When the dice rolled, Dan’s life rolled away from that neighborhood, through the mill of the juvenile system. Danny emerged at Grandma’s home to complete the remainder of his childhood. It was that boy’s wish come true. And healing had begun.
Yet that boy had some unfinished business in his old neighborhood. And the opportunity for resolution was becoming more remote as time passed.
Danny’s life moved on. School, work, military service, relocation, career, family, life kept him moving. He usually didn’t have time to entertain thought of nostalgia or regret.
From time to time, he did wonder if she was okay. He wondered if she was being treated well in her marriage. He wondered if his moment of insensitivity caused any damage in her life.
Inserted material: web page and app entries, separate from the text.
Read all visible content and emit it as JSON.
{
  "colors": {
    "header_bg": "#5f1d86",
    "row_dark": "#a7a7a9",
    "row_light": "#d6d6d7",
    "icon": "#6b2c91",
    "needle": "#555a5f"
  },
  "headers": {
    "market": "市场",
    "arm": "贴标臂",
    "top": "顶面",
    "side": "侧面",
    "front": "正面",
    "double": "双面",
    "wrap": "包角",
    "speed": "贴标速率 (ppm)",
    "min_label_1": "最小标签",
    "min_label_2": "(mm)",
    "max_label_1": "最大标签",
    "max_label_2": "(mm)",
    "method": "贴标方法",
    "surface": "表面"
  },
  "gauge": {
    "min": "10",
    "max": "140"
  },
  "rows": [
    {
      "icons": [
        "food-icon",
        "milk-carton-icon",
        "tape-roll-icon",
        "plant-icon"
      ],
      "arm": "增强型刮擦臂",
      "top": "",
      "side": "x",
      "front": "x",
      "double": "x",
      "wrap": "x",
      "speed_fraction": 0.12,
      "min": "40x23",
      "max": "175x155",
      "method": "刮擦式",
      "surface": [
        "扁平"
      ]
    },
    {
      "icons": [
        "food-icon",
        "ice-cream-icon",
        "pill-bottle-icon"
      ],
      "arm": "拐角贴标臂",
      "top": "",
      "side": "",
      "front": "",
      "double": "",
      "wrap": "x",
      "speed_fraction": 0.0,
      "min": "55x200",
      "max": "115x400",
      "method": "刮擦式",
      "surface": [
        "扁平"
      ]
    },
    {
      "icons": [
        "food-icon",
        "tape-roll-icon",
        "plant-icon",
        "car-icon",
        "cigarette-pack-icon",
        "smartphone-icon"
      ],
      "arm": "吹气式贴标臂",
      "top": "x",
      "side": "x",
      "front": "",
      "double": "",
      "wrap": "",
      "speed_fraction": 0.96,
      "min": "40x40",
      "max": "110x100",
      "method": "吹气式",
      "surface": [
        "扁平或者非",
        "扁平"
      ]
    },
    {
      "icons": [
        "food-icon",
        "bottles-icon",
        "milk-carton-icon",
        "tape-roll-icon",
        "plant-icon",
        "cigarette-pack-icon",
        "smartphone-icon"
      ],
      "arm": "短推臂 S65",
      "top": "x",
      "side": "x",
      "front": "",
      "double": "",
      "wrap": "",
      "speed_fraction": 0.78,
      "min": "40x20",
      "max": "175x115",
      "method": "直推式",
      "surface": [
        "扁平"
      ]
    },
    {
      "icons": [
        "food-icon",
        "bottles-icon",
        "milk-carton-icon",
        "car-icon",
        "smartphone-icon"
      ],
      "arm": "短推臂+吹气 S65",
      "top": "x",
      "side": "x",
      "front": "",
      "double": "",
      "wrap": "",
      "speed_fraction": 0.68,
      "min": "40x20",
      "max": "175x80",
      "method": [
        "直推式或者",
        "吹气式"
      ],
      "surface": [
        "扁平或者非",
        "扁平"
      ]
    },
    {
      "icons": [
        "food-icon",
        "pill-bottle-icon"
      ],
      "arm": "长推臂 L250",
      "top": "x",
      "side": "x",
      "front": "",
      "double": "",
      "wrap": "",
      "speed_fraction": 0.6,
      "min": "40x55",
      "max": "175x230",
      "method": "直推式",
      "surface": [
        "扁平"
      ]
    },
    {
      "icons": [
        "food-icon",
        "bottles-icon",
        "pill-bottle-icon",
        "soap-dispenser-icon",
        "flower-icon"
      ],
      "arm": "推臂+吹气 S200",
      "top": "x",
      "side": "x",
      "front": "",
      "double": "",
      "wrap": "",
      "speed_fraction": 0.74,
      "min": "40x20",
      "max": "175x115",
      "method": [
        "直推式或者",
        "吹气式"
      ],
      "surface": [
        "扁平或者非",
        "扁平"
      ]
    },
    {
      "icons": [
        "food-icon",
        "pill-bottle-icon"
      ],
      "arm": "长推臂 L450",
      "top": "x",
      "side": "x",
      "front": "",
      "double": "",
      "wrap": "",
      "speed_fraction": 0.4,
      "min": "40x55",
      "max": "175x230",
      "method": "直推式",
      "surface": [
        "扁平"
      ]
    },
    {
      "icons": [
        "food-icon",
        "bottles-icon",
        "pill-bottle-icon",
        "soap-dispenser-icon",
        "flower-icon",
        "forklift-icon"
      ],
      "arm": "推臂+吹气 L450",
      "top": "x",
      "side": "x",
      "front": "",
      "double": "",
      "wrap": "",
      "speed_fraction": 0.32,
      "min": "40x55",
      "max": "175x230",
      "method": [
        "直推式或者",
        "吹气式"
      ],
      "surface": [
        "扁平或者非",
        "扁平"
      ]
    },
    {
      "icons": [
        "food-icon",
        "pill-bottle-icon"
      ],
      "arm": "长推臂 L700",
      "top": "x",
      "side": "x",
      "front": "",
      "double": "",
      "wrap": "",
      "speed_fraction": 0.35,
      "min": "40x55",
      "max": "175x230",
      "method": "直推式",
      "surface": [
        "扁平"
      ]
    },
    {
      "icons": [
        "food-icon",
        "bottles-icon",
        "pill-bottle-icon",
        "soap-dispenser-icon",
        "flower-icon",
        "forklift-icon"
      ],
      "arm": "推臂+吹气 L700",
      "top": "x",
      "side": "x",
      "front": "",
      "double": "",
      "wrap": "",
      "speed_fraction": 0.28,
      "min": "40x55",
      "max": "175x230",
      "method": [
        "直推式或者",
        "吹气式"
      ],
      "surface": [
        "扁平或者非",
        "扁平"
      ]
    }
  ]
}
He wanted to apologize, and to make sure she was well, he wanted to make amends. He wanted to let her know how wonderful she was to him, and how, in her way, she had moved him. He needed closure.
In 1994, Danny was occasionally travelling between Los Angeles and New York on business. Grandma was in a nursing home by then, so Danny arranged to pass through Milwaukee to visit her more often. Danny had been away from home for decades, and was grateful for additional time with Grandma.
During a visit through town, Danny passed the house where that delightful girl lived. Danny had intended one day to contact her through her parents to apologize for his misdeed and settle it in his heart.
Then he saw a “For Sale” sign in front.
Danny had relied on the idea that her parents would be there as a point of contact in reaching her, the opposite of his childhood concern that they might block him from her. That’s when Danny jumped out of the car and met her parents for the first time.
They both met him at the front door. Admittedly, they saw him approaching and thought he was interested in their house. After explaining about growing up in the neighborhood, he asked about the family. They were very nice people. He wished I had met them sooner.
And soon the opportunity to bring closure might be gone forever.
Danny expected to be in Milwaukee again soon, so he set about to resolve it through her parents. He would love to have met her, or talk to her on the phone but mid-west sensibilities suggested that likelihood, a near zero.
The explanation seemed more that Danny’s writing skills could convey at the time. There was a shared history of meetings and moments, that meant something., at least to that boy.
There was little time left. Her parents could move any day and that chance to resolve that mistake could soon be gone forever. Then he remembered how as a preteen, he had promised, to himself, to write a song for her to demonstrate what she meant him to him.
Admittedly, the song led to a place of pain and sorrow. But for years Danny had hidden behind his armor of machismo, ego, and fear. It was time to be honest and open, regardless of outcome.
This is what he wrote.
Want to hear it?